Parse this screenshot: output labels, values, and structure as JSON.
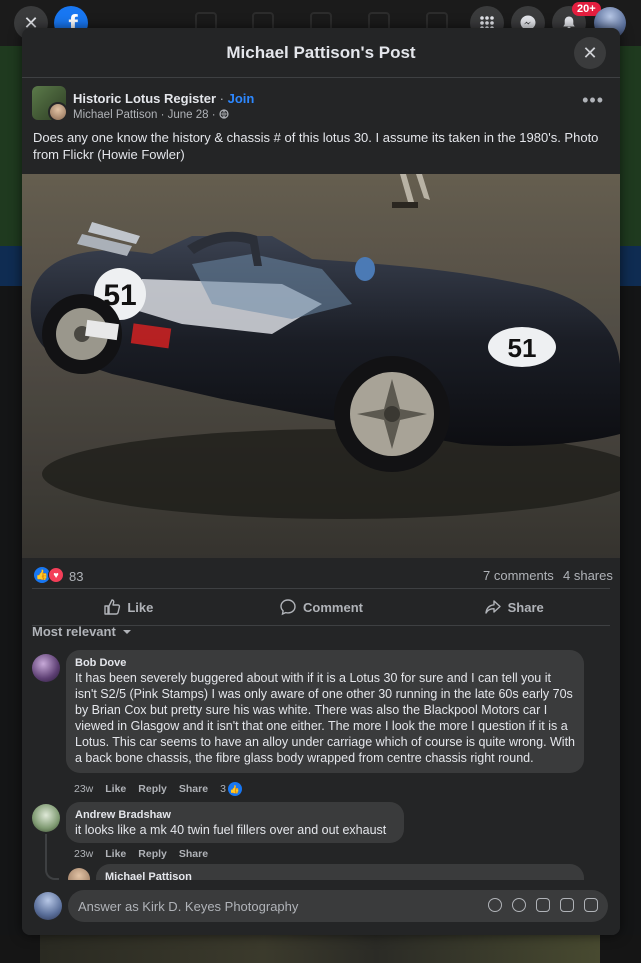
{
  "modal": {
    "title": "Michael Pattison's Post"
  },
  "notifications": {
    "badge": "20+"
  },
  "post": {
    "group_name": "Historic Lotus Register",
    "join_label": "Join",
    "separator": "·",
    "author": "Michael Pattison",
    "date": "June 28",
    "text": "Does any one know the history & chassis # of this lotus 30. I assume its taken in the 1980's. Photo from Flickr (Howie Fowler)",
    "reactions_count": "83",
    "comments": "7 comments",
    "shares": "4 shares"
  },
  "actions": {
    "like": "Like",
    "comment": "Comment",
    "share": "Share"
  },
  "sort_label": "Most relevant",
  "comments": [
    {
      "author": "Bob Dove",
      "text": "It has been severely buggered about with if it is a Lotus 30 for sure and I can tell you it isn't S2/5 (Pink Stamps) I was only aware of one other 30 running in the late 60s early 70s by Brian Cox but pretty sure his was white. There was also the Blackpool Motors car I viewed in Glasgow and it isn't that one either. The more I look the more I question if it is a Lotus. This car seems to have an alloy under carriage which of course is quite wrong. With a back bone chassis, the fibre glass body wrapped from centre chassis right round.",
      "time": "23w",
      "like": "Like",
      "reply": "Reply",
      "share": "Share",
      "likes": "3"
    },
    {
      "author": "Andrew Bradshaw",
      "text": "it looks like a mk 40 twin fuel fillers over and out exhaust",
      "time": "23w",
      "like": "Like",
      "reply": "Reply",
      "share": "Share"
    },
    {
      "author": "Michael Pattison"
    }
  ],
  "reply": {
    "placeholder": "Answer as Kirk D. Keyes Photography"
  },
  "photo": {
    "car_number": "51"
  },
  "colors": {
    "accent": "#2d88ff",
    "like_blue": "#1877f2",
    "love_red": "#f33e58",
    "badge_red": "#e41e3f"
  }
}
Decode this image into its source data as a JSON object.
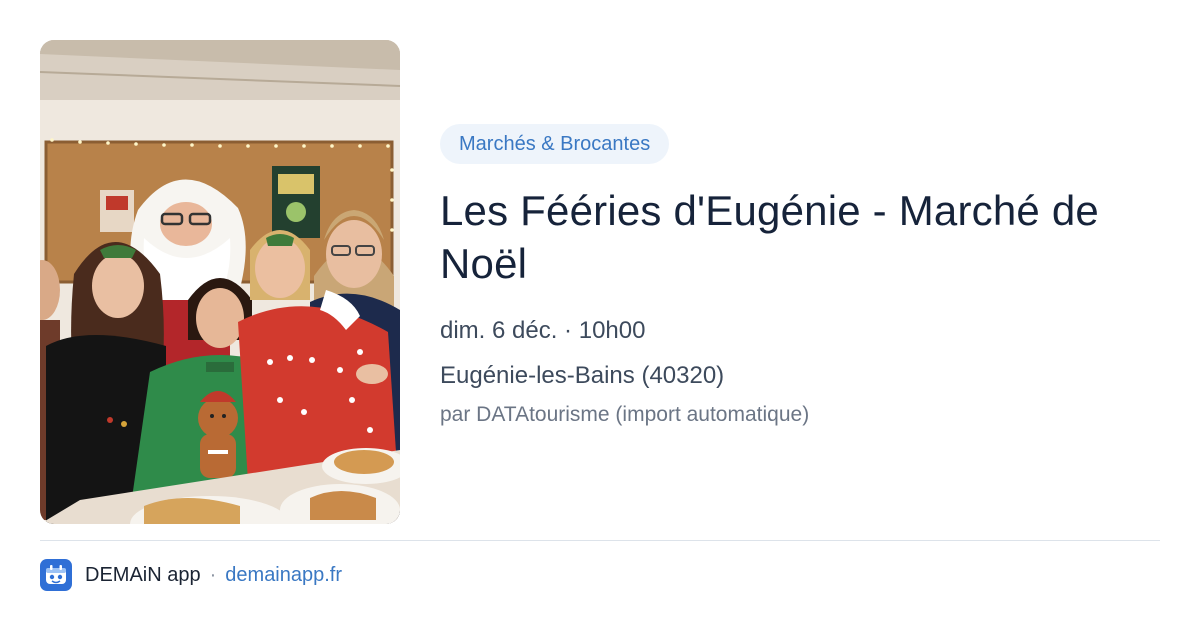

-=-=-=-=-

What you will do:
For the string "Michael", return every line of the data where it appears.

Reply:
    "title": "Michael Pattison's Post"
    "author": "Michael Pattison",
      "author": "Michael Pattison"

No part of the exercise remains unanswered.